What do you think? Would you try cuticle tattoos?



{September 4, 2013}   Beauty YOU Need To Know About

We live in an exciting time, when we can do a lot with social tools and smartphones. The innovative founders of these four companies drew inspiration from existing technology and applied it to the stuff that really matters—beauty! (kidding, mostly.) Here are some fellow beauty tech companies worth checking out.

ModiFace | modiface.com

What it is: Virtual makeover app

What they say: “Showing consumers what they would look like with a certain cosmetic product is only part of the story. Consumers also want advice, product recommendations, and more social engagement during their makeover. The new ModiFace does all of this with an elegant and carefully thought out user experience,” said Dr. Parham Aarabi, Founder and CEO of ModiFace.

How it works: Remember those Cosmo makeover programs from the ’90s? This is light years beyond those. Modiface lets you try on real-life shades from a bunch of brands (including Inglot and Stila), as well as “skin care changes,” like tanning and acne fixes. Wanna see what you’d look like with a brow lift? What about jaw reduction? They even have a patented foundation matching system that scans your Facebook photos for your true shade. Upload your picture and try not to waste the whole day playing.

BeautyWhim | beautywhim.com

What it is: Appointment-booking service, San Francisco

What they say: “The idea for BeautyWhim came about when Laurel Berg, hair stylist/salon owner co-founder and CEO, had needed to get her nails done for a special occasion, and couldn’t for the life of her figure out why it was so hard to find the right salon at the right time. BeautyWhim is catering to the potential client and the nail salons that want to get found, filling seats that would otherwise sit empty. We all know that our neighborhood spots are a total long shot to get into on Saturday morning. We connect the two, so that fitting in a mani-pedi, where and when you want it, is easy.”

How it works: You can find and book appointments on the go, so you don’t have to call ahead or scramble for a last-minute sesh at your last choice.

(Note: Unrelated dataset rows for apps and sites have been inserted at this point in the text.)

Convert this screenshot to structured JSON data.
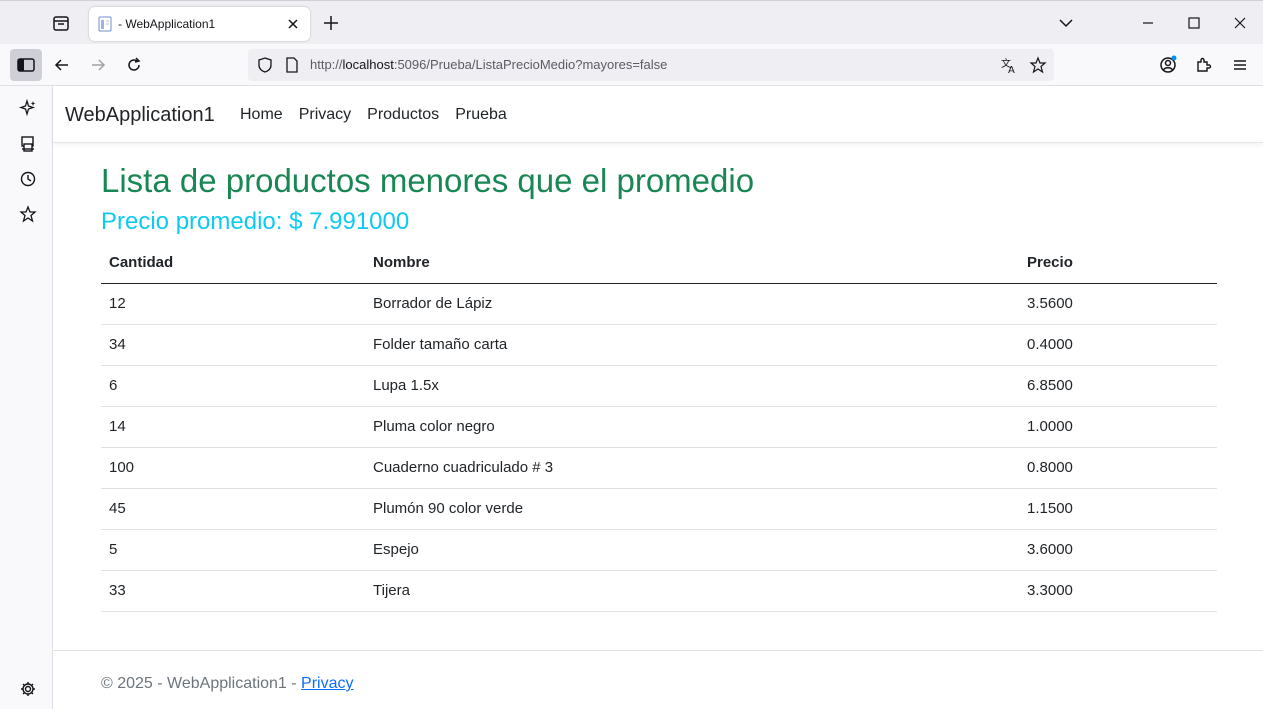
{
  "browser": {
    "tab_title": "- WebApplication1",
    "url_prefix": "http://",
    "url_host": "localhost",
    "url_rest": ":5096/Prueba/ListaPrecioMedio?mayores=false"
  },
  "site": {
    "brand": "WebApplication1",
    "nav": [
      "Home",
      "Privacy",
      "Productos",
      "Prueba"
    ]
  },
  "main": {
    "title": "Lista de productos menores que el promedio",
    "subtitle": "Precio promedio: $ 7.991000",
    "columns": [
      "Cantidad",
      "Nombre",
      "Precio"
    ],
    "rows": [
      [
        "12",
        "Borrador de Lápiz",
        "3.5600"
      ],
      [
        "34",
        "Folder tamaño carta",
        "0.4000"
      ],
      [
        "6",
        "Lupa 1.5x",
        "6.8500"
      ],
      [
        "14",
        "Pluma color negro",
        "1.0000"
      ],
      [
        "100",
        "Cuaderno cuadriculado # 3",
        "0.8000"
      ],
      [
        "45",
        "Plumón 90 color verde",
        "1.1500"
      ],
      [
        "5",
        "Espejo",
        "3.6000"
      ],
      [
        "33",
        "Tijera",
        "3.3000"
      ]
    ]
  },
  "footer": {
    "text": "© 2025 - WebApplication1 - ",
    "link": "Privacy"
  }
}
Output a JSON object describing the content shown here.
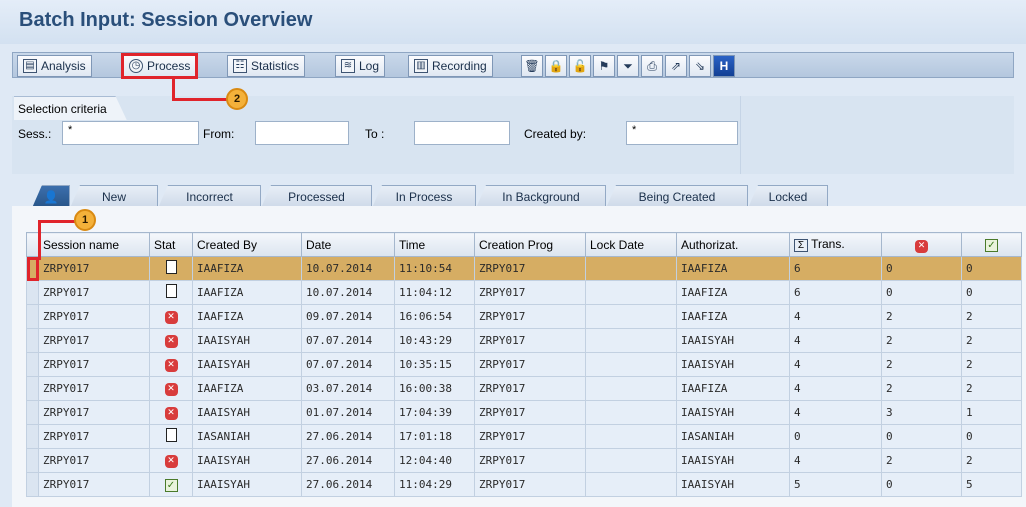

BeautyWhim is now accepting users in San Francisco for its invitation-only beta.

Beauteeze | beauteeze.com

What it is: appointment-booking service, New York City

What they say: “I was born and raised in NYC so I have always had tons of options when it came to beauty maintenance,” says CEO and co-founder Abby Ziff. “After spending what seemed like hours on the phone scheduling appointments, never even knowing all of the opportunities in my neighborhood, I decided that there needed to be another way. I have used OpenTable and Seamless since their inception and knew the beauty industry could benefit from such a model.” Ziff also notes that the app frees staffers in salons and spas from being tied to the phone all day, so they can do what they do best.

How it works: Log on, pick your service, and book—all online; it’s the NYC sister to BeautyWhim.

What it’s like being a female leader in the male-dominated tech industry?: “It has definitely been an uphill battle. I think we came in at the best time possible. People are starting to see the benefits of female-run companies and we are glad to be here during this shift,” says Ziff.

Photo on right: Beauteeze founders, Abby Ziff and Adi Turgeman

TopCoat | topcoat.me

What it is: directory of nail artists, with a full gallery of looks

What they say: “Nail artists are innately social and tech-forward, says founder Ali Wiezbowski. “Name any social network out there (Facebook, Pinterest, Instagram, Reddit, Google+)—every one of them has a large and active nail art community. And these communities have welcomed TopCoat with open arms.”

What it does: You can click through TopCoat’s nail design gallery for inspiration, and then book the artist who created something you like for an exact replica, or an original look.

Is it easy to convince people to get onboard with nail art?: “I’ve gotten connected to an amazing network of entrepreneurs in San Francisco, some in tech, others in the personal services business,” Wiezbowski says. “I’ve had so much positive reinforcement for what I’m doing. I do have to spend about five minutes in each pitch educating many in the room about the opportunity in nail services, nail polish, and specifically nail art, but once they learn about community engagement, they get really excited.”



et cetera